→ EXERCISE
When you find the word "history" in a line of the entries, please copy the whole line.

AVAILABLE DATA section start

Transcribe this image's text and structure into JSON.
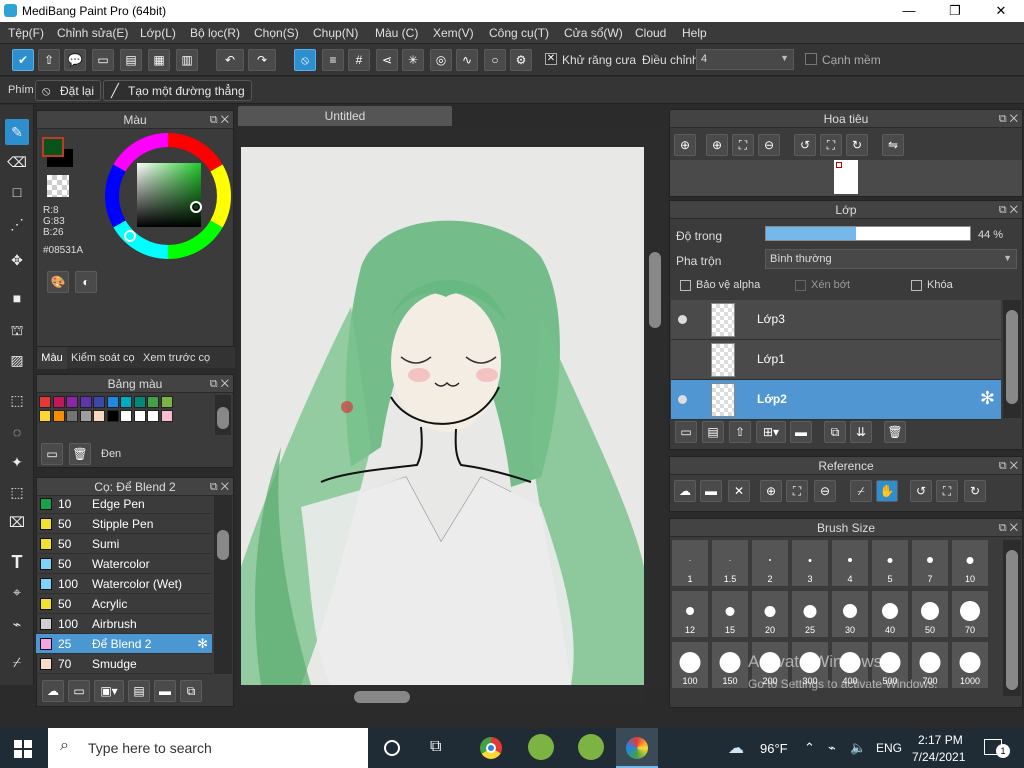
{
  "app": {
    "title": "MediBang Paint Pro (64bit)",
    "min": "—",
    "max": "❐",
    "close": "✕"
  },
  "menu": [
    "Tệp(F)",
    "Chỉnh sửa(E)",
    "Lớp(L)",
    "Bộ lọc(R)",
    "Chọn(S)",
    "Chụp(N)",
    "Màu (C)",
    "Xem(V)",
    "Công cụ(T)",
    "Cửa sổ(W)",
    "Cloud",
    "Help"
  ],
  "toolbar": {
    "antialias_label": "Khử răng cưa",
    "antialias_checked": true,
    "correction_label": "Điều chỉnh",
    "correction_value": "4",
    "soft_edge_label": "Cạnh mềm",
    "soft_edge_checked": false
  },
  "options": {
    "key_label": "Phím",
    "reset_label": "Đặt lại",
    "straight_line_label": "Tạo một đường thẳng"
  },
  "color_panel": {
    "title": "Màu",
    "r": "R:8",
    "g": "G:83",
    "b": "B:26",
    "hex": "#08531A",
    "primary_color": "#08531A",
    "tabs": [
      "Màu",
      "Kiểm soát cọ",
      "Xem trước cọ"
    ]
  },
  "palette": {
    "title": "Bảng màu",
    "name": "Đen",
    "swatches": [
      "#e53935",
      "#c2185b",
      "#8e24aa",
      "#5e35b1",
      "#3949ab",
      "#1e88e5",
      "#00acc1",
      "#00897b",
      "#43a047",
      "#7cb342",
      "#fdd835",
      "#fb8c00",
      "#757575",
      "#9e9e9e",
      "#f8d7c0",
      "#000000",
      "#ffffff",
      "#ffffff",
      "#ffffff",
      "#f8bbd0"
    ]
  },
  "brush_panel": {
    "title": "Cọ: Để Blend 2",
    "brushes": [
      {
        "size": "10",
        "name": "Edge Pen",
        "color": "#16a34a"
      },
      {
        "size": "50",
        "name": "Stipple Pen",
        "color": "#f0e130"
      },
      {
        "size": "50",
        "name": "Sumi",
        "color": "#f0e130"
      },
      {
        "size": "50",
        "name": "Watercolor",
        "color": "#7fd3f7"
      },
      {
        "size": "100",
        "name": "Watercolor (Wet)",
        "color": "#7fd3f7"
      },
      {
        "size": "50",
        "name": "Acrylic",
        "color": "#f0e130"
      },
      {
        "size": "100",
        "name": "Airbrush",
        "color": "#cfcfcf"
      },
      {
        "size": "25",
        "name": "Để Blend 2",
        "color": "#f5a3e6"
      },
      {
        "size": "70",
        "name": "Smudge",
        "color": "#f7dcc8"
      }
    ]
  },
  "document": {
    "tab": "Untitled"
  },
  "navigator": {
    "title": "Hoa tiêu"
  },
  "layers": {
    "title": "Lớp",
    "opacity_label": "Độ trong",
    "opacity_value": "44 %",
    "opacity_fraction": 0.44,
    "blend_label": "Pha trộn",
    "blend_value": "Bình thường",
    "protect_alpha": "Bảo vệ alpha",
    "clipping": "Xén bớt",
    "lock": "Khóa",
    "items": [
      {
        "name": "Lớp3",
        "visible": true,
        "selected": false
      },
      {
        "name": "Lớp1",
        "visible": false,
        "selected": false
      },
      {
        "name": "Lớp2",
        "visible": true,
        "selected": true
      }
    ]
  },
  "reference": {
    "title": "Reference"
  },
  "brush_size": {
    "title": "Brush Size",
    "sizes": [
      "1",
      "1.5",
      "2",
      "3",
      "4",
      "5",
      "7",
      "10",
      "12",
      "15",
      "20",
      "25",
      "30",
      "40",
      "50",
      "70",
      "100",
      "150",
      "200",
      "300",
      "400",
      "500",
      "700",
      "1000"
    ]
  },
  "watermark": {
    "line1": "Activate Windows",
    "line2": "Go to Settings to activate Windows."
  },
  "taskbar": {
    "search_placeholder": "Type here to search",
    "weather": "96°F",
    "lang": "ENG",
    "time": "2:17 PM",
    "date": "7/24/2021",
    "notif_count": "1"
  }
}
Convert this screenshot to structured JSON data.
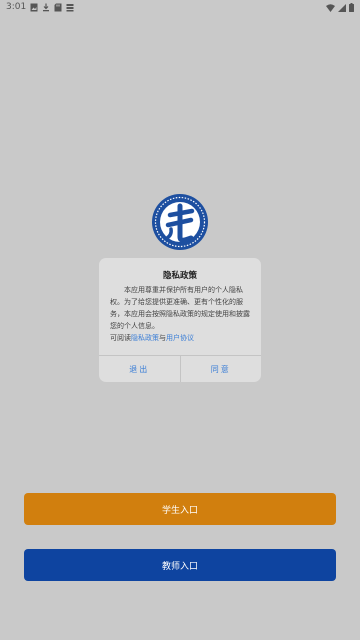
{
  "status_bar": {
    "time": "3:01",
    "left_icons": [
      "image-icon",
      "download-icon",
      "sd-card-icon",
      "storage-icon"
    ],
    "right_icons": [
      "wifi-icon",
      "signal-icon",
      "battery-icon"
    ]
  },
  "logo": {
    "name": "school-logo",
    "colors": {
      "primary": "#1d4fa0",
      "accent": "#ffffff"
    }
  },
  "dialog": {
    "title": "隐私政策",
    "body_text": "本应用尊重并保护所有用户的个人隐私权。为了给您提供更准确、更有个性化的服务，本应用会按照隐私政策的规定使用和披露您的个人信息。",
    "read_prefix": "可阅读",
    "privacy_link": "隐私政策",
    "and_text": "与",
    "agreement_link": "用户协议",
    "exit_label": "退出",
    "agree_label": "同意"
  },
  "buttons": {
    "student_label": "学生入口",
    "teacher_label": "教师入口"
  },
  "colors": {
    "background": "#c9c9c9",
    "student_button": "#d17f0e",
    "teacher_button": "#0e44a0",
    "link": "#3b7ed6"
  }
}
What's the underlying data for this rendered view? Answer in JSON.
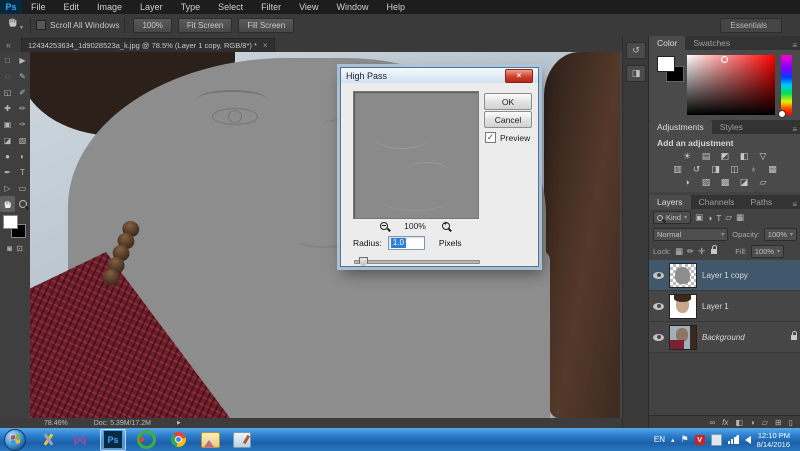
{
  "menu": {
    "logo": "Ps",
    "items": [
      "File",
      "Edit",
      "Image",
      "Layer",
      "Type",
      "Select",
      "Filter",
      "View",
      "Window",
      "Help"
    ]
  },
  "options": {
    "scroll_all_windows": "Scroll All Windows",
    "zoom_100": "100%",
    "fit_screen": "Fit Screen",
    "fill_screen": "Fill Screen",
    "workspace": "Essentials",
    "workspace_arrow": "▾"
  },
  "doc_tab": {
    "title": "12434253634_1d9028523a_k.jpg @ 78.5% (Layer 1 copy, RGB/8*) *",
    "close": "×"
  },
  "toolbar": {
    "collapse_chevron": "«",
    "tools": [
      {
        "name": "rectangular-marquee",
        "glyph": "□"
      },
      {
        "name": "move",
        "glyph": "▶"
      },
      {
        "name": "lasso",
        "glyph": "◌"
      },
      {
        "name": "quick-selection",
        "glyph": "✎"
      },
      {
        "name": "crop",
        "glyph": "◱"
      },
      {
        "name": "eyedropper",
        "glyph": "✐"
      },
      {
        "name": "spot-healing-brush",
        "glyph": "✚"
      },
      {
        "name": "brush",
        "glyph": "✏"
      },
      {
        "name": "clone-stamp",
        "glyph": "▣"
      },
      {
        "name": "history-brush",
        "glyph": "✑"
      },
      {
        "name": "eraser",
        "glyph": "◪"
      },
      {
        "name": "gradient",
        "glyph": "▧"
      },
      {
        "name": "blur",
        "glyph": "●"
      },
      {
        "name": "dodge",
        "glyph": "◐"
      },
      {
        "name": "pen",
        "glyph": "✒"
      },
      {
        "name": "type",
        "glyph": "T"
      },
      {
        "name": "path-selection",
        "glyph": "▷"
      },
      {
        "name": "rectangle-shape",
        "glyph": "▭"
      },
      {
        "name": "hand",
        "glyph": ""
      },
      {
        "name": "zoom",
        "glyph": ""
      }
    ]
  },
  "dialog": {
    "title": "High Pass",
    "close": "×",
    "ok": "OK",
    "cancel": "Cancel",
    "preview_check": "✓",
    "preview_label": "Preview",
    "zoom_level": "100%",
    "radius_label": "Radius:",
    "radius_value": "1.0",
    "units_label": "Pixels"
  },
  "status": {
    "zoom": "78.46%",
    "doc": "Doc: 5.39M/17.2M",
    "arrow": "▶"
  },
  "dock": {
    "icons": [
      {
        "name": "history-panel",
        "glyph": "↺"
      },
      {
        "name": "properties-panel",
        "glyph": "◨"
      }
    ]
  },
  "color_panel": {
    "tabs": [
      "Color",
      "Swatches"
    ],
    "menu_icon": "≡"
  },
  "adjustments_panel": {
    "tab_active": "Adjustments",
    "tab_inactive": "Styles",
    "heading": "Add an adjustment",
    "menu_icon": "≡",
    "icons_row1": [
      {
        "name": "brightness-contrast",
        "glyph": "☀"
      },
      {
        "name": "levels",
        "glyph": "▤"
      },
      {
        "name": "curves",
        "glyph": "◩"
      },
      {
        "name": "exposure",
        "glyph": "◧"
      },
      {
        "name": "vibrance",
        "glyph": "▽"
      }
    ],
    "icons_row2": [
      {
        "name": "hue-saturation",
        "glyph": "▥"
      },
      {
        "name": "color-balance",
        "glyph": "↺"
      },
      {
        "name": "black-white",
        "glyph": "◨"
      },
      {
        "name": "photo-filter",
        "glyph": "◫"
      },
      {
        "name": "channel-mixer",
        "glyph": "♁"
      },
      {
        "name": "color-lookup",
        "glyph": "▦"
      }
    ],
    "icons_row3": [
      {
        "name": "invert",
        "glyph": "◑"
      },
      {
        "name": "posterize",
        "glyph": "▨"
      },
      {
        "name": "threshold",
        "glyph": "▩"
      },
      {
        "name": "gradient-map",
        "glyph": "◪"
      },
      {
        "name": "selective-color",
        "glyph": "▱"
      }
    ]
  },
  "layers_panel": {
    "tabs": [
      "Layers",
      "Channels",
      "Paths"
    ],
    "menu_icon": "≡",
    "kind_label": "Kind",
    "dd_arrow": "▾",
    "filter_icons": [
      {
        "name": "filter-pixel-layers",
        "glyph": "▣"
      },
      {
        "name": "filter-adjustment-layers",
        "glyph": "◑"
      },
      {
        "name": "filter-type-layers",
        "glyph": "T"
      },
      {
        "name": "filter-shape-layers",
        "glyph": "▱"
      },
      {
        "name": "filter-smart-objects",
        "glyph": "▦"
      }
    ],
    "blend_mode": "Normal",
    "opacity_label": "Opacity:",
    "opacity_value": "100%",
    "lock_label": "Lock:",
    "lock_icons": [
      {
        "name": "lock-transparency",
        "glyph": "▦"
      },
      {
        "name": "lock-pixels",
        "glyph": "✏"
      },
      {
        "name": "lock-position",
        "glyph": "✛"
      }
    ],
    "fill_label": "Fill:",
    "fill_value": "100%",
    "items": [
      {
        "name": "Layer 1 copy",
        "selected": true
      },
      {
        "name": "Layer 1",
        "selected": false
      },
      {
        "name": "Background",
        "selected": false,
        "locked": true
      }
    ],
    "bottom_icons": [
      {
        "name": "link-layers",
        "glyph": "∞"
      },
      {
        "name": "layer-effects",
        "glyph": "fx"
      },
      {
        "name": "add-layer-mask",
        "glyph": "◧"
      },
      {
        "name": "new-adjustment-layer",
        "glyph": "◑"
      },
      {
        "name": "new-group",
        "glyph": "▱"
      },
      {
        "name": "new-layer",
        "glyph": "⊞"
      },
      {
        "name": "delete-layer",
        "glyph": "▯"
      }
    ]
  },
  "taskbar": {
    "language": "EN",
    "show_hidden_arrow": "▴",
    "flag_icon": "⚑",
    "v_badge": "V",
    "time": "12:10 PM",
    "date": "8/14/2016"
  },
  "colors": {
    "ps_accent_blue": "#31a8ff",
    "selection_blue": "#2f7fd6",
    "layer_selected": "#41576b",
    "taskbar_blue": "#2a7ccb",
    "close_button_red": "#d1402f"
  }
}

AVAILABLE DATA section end

→ COMPLETED TASK
        "name": "history-brush",
        "name": "history-panel",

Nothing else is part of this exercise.